Background: Mononuclear phagocytes, including monocyte-derived macrophages (MDMs) and microglia, contribute to infarct development as well as tissue repair in the postischemic brain. Here, we identify the origin and function of MDMs in the brain during poststroke repair processes.
Methods: Adult mice were subjected to transient middle cerebral artery occlusion. Longitudinal brain atrophy and secondary degeneration were evaluated during acute to recovery phases of stroke. Adoptive transfer of GFP+ splenocytes into asplenic mice was used to distinguish MDMs from resident microglia. Fluorescence beads were injected into stroked animals to examine phagocytic function.
Results: Progressive atrophy and neuronal degeneration in remote regions were observed in chronic stroke, which also was accompanied by MDM infiltration into the ipsilateral hemisphere. Compared with microglia, MDMs had significantly higher phagocytic activity. MDM trafficking and phagocytosis was spatiotemporally regulated with acute and prolonged infiltration into infarcted tissue, as well as delayed entry in remote areas such as the thalamus and substantia nigra.

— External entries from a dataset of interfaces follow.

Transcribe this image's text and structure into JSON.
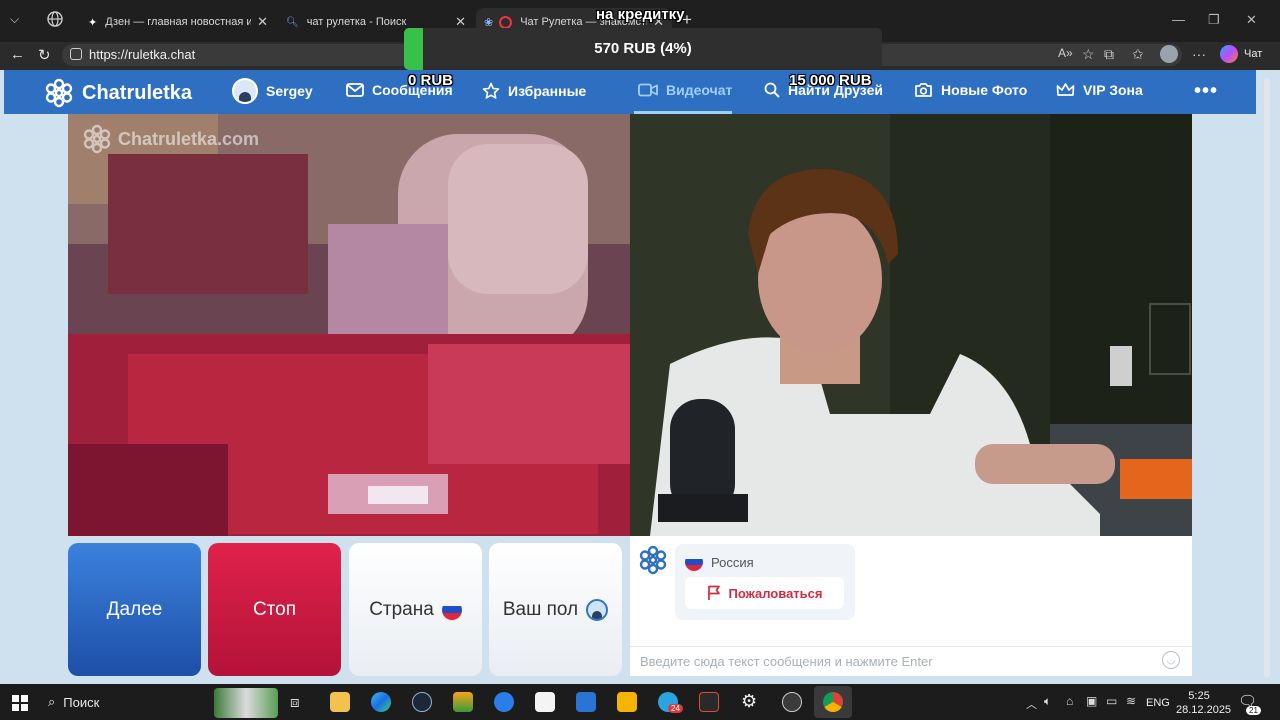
{
  "browser": {
    "tabs": [
      {
        "title": "Дзен — главная новостная инфо"
      },
      {
        "title": "чат рулетка - Поиск"
      },
      {
        "title": "Чат Рулетка — знакомства в"
      }
    ],
    "url": "https://ruletka.chat",
    "copilot_label": "Чат"
  },
  "overlay": {
    "label": "на кредитку",
    "progress": "570 RUB (4%)",
    "progress_fraction": 0.04,
    "min_value": "0 RUB",
    "max_value": "15 000 RUB",
    "progress_color": "#37c04a"
  },
  "site": {
    "brand": "Chatruletka",
    "watermark": "Chatruletka.com",
    "nav": {
      "user": "Sergey",
      "messages": "Сообщения",
      "favorites": "Избранные",
      "videochat": "Видеочат",
      "find_friends": "Найти Друзей",
      "new_photos": "Новые Фото",
      "vip": "VIP Зона"
    },
    "accent": "#2f6fc1"
  },
  "controls": {
    "next": "Далее",
    "stop": "Стоп",
    "country": "Страна",
    "gender": "Ваш пол"
  },
  "chat": {
    "partner_country": "Россия",
    "report": "Пожаловаться",
    "placeholder": "Введите сюда текст сообщения и нажмите Enter"
  },
  "taskbar": {
    "search": "Поиск",
    "lang": "ENG",
    "time": "5:25",
    "date": "28.12.2025",
    "notifications": "21",
    "telegram_badge": "24"
  }
}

Conclusions: The stepwise and long-lasting involvement of MDMs at multiple poststroke stages shows that MDMs have a role in progressive stroke-induced injury and repair processes. These findings suggest that manipulating monocyte entry at different stroke stages may be an effective immune-based strategy to limit injury propagation in chronic stroke.